The upshot is that FERC is now supposed to figure out a way to pay the owners of nuclear and coal power plants to keep them available to generate power when renewable supplies prove inadequate. In other words, electric power rates to consumers will go up in order to make capacity payments to the owners of mostly idle conventional power plants. Proponents of renewable power generally fail to include these costs in their rosy calculations.

Graham Richard, head of the clean energy business lobbying group Advanced Energy Economy, calls the secretary's proposal a "Perry energy tax." He argues that the rule "would impose additional costs on consumers, lock in old technologies, and do nothing to make the electric power system more reliable or more resilient."

"Nuclear and coal units have been rendered wasteful and inefficient because developments in energy markets—low-cost and flexible renewables, flatlining power demand and inexpensive natural gas—have made them too costly and obsolete," claims Tyson Slocum, director of the activist group Public Citizen's Energy Program. "It is an abomination for the U.S. Department of demand that consumers now pay to keep these nuclear and coal power plants operating for some phantom, purported 'resilience' benefit."

Not surprisingly, conventional power generators see more merit in the initiative. "We welcome Secretary Perry's bold, decisive and proactive request for swift FERC reforms to address the threat to U.S. electric grid resiliency from premature retirements of fuel-secure traditional baseload resources, such as nuclear energy," says a press release from the U.S. Nuclear Infrastructure Council.

Environmental Progress, the pro-nuclear climate activist group, took this angle: "The Trump administration can't say it, but Environmental Progress can: the rule could be a huge win for the climate." Why? Because nuclear power plants generate carbon-free electricity and capacity payments would help prevent them from being shut down.

Governments have been meddling in electric power markets ever since there have been electric power markets. "Nearly every aspect of electricity is now heavily regulated by multiple federal agencies," points out the Institute for Energy.

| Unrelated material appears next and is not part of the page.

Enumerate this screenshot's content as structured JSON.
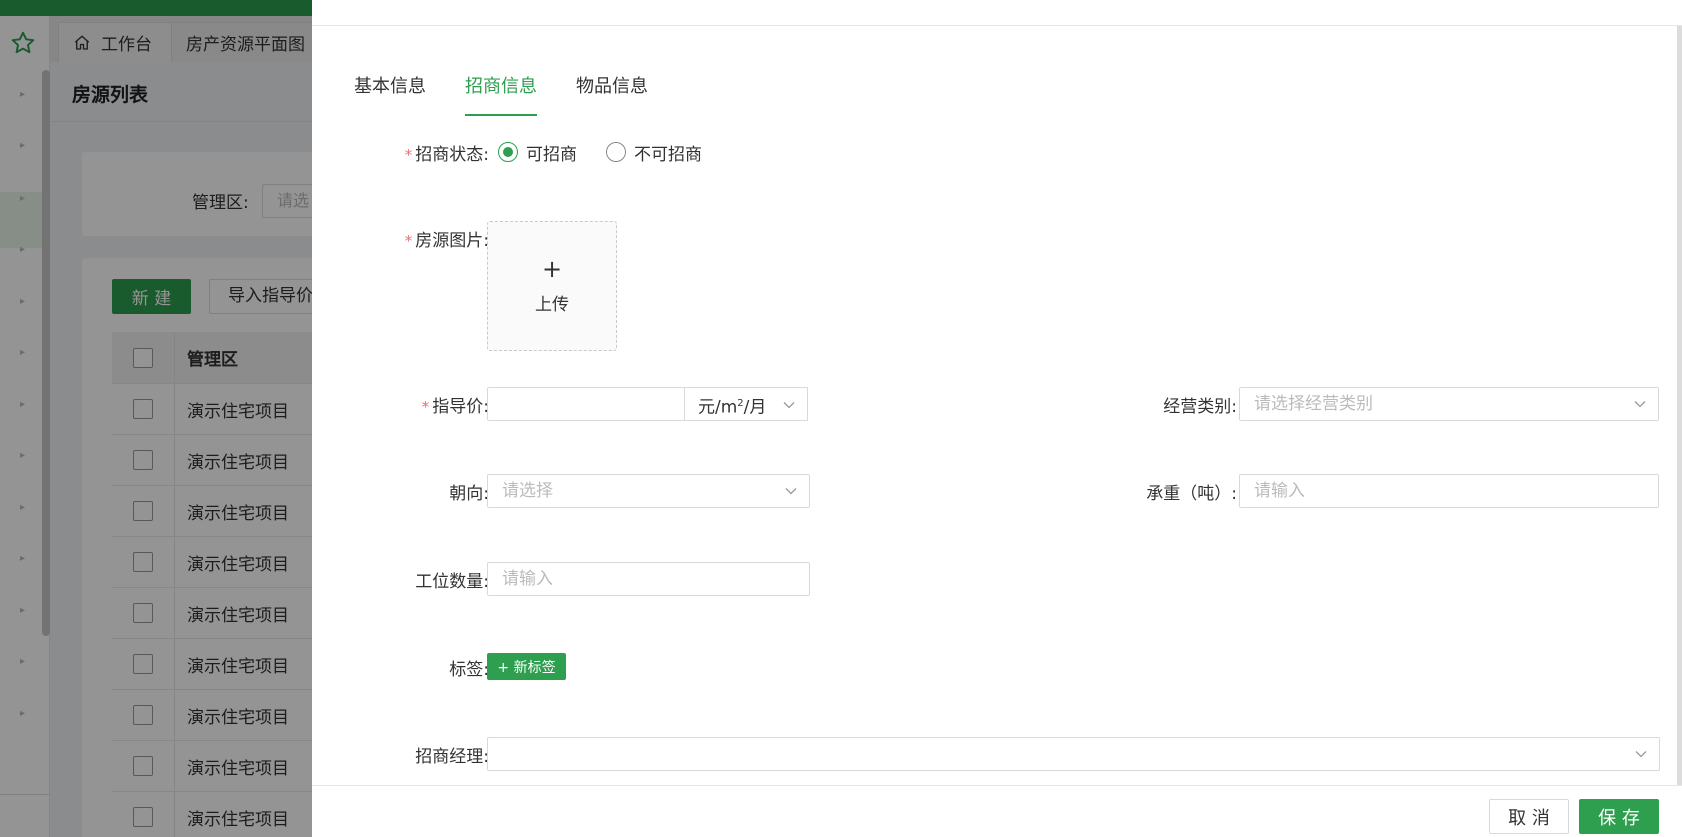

Government regulation "is supposed to protect the consumer, but in practice it often benefits other interest groups—or the utilities themselves—at the expense of consumers."

Maintaining grid resilience is a real issue, but there is more than a whiff of crony capitalism about Perry's initiative to establish capacity payments for conventional power generators. Better to roll back market distortions than to pile new distortions upon the old.